• [Task] Please restate the following records word for word.

• [The records]

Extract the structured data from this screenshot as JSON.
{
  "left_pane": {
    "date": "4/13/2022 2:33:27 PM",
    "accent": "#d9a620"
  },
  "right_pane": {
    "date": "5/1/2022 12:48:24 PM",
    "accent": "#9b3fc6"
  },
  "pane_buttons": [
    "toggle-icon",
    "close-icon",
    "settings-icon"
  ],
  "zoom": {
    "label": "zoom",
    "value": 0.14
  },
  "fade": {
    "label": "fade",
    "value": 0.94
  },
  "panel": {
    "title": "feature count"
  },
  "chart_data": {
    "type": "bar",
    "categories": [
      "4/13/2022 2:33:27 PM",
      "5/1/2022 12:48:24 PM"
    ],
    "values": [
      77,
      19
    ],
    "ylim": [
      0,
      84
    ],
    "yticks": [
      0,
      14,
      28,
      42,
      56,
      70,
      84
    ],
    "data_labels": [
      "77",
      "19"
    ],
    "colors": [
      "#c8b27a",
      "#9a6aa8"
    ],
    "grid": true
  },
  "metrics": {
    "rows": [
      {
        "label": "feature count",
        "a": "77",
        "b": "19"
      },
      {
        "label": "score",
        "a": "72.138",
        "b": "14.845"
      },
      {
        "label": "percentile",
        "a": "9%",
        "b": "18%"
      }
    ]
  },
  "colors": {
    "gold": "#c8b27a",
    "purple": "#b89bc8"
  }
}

• [Task result]
Extract the structured data from this screenshot as JSON.
{
  "left_pane": {
    "date": "4/13/2022 2:33:27 PM",
    "accent": "#d9a620"
  },
  "right_pane": {
    "date": "5/1/2022 12:48:24 PM",
    "accent": "#9b3fc6"
  },
  "pane_buttons": [
    "toggle-icon",
    "close-icon",
    "settings-icon"
  ],
  "zoom": {
    "label": "zoom",
    "value": 0.14
  },
  "fade": {
    "label": "fade",
    "value": 0.94
  },
  "panel": {
    "title": "feature count"
  },
  "chart_data": {
    "type": "bar",
    "categories": [
      "4/13/2022 2:33:27 PM",
      "5/1/2022 12:48:24 PM"
    ],
    "values": [
      77,
      19
    ],
    "ylim": [
      0,
      84
    ],
    "yticks": [
      0,
      14,
      28,
      42,
      56,
      70,
      84
    ],
    "data_labels": [
      "77",
      "19"
    ],
    "colors": [
      "#c8b27a",
      "#9a6aa8"
    ],
    "grid": true
  },
  "metrics": {
    "rows": [
      {
        "label": "feature count",
        "a": "77",
        "b": "19"
      },
      {
        "label": "score",
        "a": "72.138",
        "b": "14.845"
      },
      {
        "label": "percentile",
        "a": "9%",
        "b": "18%"
      }
    ]
  },
  "colors": {
    "gold": "#c8b27a",
    "purple": "#b89bc8"
  }
}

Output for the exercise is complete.